Utilities look toward wind, sun to reduce costs, provide power
By Gene Kemmeter
Remember years ago when the government sought to combat the buildup of pollution around the state and nation. Many businesses and trade organizations were critical of all the measures being “forced” upon them, calling them costly and unnecessary.
Paper companies were among the hardest hit because the cleanup proved to be especially expensive. But the expense was worth it, because lakes and streams that were unfit from the contamination have rebounded and now provide recreational opportunities for all.
Wisconsin’s two largest public utilities pledged last week to make deeper cuts in greenhouse gases than previously predicted by switching to renewable energy.
Alliant Energy and WEC Energy Group announced new goals to reduce carbon emissions by 80 percent from 2005 levels by 2050. That is double the projected decline of 40 percent by 2030, which would now be reached about 2023.
The utilities said the switch to renewables are driven by tumbling prices for wind and solar power technology at the same time power companies in Wisconsin and the nation are using more natural gas as an alternative to coal.
The chairperson of WEC Energy said recently that utility-scale solar has increased in efficiency and prices have dropped by nearly 70 percent in recent years, calling the situation an option that fits well with the plan to significantly reduce carbon dioxide emissions during the peak demand period of summer, when the most solar power is generated.
The U.S. Environmental Protection Agency says power plants are the largest source of carbon dioxide emissions in the country and make up about one-third of greenhouse gas emissions. Natural gas, which is in abundant supply because of new drilling technologies, produces about half the carbon emissions as coal, so utilities are switching to that.
Several other factors contribute to the switch: A push by some states and cities for carbon-free sources of power; technological improvements such as battery systems that will increase the efficiency of solar and wind; pressure from investors with an interest in socially responsible investing; and large customers seeking greener sources of energy.

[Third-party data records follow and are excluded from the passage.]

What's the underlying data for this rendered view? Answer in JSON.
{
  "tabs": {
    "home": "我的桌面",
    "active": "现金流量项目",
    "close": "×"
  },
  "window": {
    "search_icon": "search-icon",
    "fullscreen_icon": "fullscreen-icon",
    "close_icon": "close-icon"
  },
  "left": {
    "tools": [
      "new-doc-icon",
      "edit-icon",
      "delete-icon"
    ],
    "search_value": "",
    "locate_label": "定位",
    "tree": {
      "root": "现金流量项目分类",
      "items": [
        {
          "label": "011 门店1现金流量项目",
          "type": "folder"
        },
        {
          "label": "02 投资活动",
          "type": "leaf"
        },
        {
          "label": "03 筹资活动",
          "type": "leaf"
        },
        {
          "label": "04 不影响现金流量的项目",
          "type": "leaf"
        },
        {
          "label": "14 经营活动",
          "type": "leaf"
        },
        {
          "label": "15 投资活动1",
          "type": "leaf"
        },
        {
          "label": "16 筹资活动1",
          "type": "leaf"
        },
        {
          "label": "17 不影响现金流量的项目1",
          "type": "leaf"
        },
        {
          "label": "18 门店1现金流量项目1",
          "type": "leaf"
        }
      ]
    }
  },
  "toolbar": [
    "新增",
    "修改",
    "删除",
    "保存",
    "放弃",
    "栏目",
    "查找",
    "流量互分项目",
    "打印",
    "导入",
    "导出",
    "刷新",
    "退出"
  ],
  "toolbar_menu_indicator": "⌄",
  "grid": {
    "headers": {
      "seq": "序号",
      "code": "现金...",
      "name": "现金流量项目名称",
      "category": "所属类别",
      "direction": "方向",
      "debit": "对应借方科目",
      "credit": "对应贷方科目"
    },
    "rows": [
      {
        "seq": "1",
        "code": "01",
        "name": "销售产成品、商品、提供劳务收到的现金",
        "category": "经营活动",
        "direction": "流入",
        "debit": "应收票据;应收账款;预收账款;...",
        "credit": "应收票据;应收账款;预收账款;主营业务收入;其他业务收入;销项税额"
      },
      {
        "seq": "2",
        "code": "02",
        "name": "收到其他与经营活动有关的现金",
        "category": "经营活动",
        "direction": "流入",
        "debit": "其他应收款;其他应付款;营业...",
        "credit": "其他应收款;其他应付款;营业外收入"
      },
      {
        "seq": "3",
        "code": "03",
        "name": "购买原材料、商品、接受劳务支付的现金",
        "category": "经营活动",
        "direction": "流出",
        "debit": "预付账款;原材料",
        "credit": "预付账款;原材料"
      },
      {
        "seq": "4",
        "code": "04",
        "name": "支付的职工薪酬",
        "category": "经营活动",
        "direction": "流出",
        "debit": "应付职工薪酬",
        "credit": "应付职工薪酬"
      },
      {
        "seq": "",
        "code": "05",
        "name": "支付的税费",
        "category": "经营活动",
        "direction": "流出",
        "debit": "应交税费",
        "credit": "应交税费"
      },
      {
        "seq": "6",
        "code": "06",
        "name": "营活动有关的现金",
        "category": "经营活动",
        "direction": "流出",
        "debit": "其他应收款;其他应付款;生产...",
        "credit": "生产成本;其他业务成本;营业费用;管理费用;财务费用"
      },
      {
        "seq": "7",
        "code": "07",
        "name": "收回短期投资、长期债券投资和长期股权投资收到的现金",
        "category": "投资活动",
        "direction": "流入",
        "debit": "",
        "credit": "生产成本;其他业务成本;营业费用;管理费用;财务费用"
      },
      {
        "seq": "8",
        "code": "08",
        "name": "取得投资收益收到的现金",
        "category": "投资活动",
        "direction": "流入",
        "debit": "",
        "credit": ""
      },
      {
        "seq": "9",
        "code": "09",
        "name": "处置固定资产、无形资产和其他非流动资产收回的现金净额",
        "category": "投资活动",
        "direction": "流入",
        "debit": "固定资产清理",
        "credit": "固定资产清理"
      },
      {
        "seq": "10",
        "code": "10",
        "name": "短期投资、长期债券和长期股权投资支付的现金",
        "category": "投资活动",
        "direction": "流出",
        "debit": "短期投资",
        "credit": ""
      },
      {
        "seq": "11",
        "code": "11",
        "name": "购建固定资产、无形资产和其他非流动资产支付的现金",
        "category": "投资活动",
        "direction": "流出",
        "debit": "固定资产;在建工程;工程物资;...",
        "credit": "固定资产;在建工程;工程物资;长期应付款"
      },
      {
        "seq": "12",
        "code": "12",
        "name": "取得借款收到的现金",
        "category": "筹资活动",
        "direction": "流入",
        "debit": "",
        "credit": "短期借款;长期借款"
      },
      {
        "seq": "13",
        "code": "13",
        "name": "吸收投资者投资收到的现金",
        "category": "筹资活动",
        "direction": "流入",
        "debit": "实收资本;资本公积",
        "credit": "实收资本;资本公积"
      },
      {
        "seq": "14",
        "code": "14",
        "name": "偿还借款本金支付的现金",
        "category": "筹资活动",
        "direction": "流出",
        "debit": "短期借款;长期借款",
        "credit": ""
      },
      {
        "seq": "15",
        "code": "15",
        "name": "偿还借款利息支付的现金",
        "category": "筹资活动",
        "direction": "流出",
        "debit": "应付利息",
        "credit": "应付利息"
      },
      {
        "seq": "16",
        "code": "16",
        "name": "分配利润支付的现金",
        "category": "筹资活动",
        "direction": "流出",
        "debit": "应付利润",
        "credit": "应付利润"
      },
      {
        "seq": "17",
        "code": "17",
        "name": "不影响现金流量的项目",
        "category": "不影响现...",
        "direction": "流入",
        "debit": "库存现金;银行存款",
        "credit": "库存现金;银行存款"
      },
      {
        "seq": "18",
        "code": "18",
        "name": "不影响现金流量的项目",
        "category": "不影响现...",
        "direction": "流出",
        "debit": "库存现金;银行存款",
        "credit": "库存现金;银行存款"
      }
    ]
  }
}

WEC Energy has no plans now to shut down coal operations in Oak Creek, especially the newer units, because they run efficiently and churn out electricity relatively inexpensively, but a spokesman said it would be fair to say it’s going to be solar, wind, batteries and some natural gas to replace them.
It’s nice to see companies embrace the potential of saving costs and taking steps to protect the environment instead of claiming the changes are bad for the industry. Too many businesses do that already, and then leave it to government to clean up their mess.